So you want to be a millionaire. You dream of going from rags to riches with money to spare. You brainstorm ideas, searching for the one that's going to catapult you to success and add six zeros to your bank balance.
Though we can't do the work for you, we can direct you down some promising paths. Here are seven industries hand-selected not only for their position in the current economic landscape, but also for their potential. And since the best ideas often spread nationally thanks to entrepreneurs who transform them into franchise concepts, opportunities abound.
Exciting as it may sound, don't leave your job too hastily, thinking that the path to $1 million magically bypasses rocky terrain. Be prepared to work harder than you ever have. It's the commitment, perseverance and dedication you bring to your business that will allow you to reap the rewards later on. Read on for a glimpse into seven flourishing industries as experts offer tips on how to reach the million-dollar milestone.

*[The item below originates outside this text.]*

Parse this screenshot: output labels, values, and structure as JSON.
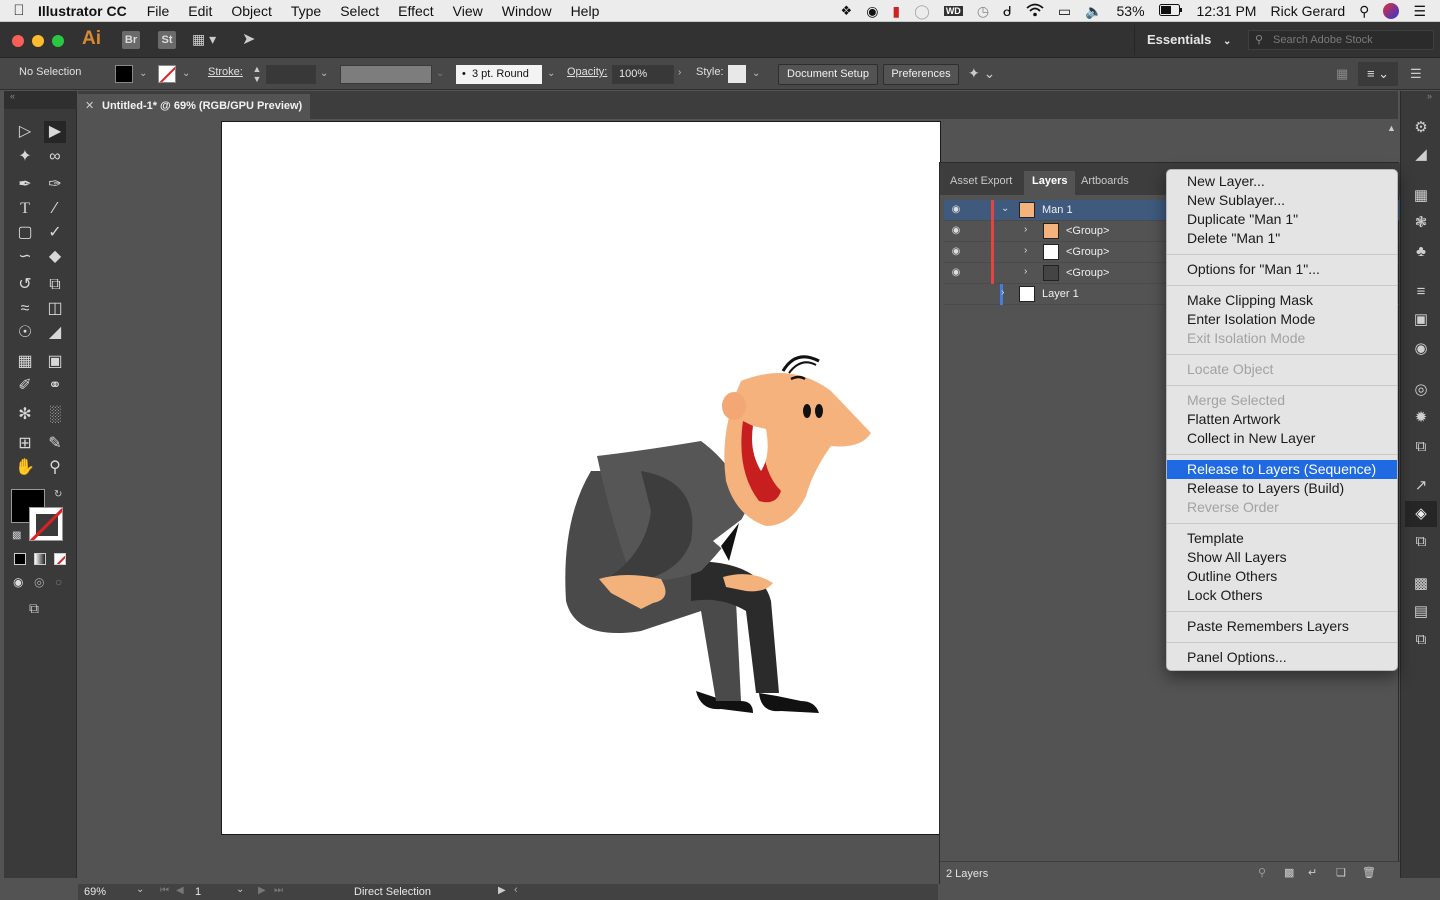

One industry that's ripe for the picking is wine. You'll find opportunities in everything from wine bars to wine tastings to the wine aftermarket. And depending on your particular interests, there's a wide range of positions, from making wine to distributing it to selling it. Thanks to consumers' growing interest in more sophisticated foods and beverages, higher-end wines in particular are growing, says Mike Fisher, a partner with Global Wine Partners LLC, which provides business and financial advisory services for the wine industry. Consequently, Fisher predicts this segment will be trending upward for the long term.
However, the wine industry can be intimidating. Competition can be stiff and startup costs steep, but that's not to say such obstacles are insurmountable or unavoidable. "In this industry, there is a tremendous amount of entrepreneurship, and with that creativity comes an opportunity that doesn't necessarily involve a great deal of startup costs," says Michael Green, 44, who's proof that the industry can accommodate all types of entrepreneurs.
Green's appreciation for wine started at the age of 6, when he would accompany his father to the wine store. As a co-founder of Best Cellars, a wine retail store, and a wine and spirits consultant for Gourmet magazine, Green has built a lifetime of experience. A decade ago, his expertise fully matured when he took the natural next step and launched Liquid Assets Consulting Group, an experiential marketing and consulting group centered on wine and food. Since then, Green has nurtured New York City-based Liquid Assets to a projected $1.4 million in sales this year.
At one time, applying for college was simply the first step in getting a higher education. Now it's a competitive process that has given birth to a whole industry aimed at preparing and positioning students for college. According to the National Center for Education Statistics, by 2013 college enrollment is projected to increase by 9 percent to 19.7 million students. Meanwhile, the American School Counselor Association reports that the national average ratio of students to counselors is only 476 to 1.
Indeed, the college application and admission process has morphed into a science, offering entrepreneurs with substantial knowledge of the industry unique opportunities to capitalize on their expertise—and incentivizing those who don't yet possess the know-how to hit the books.
"There will be more than 3 million [students] graduating from high school next year," says Katherine Cohen, founder of IvyWise, a decade-old educational consulting company that provides comprehensive admissions counseling services. It's projected to be the largest graduating class in the history of the country, so demand is greater than ever for Cohen's New York City-based business, which employs 10 counselors and serves about 250 clients in 27 states and 17 countries a year.
The IvyWise brand is strong, but that's largely a result of the solid foundation on which it was built. Cohen had read applications for Yale College, taught SAT prep classes and obtained a certificate in college counseling from UCLA before venturing out on her own with IvyWise. And while sales are impressive—a projected $1.5 million this year—she's had to maintain a high level of quality control to hit that mark. Shortly after launching the business, Cohen recorded her methodology into a manual, and about three years ago, she brought in business advisor, Liz Hamburg (who is also the "Launch Pad" columnist for Entrepreneur's StartUps), to implement systems that were crucial for moving forward.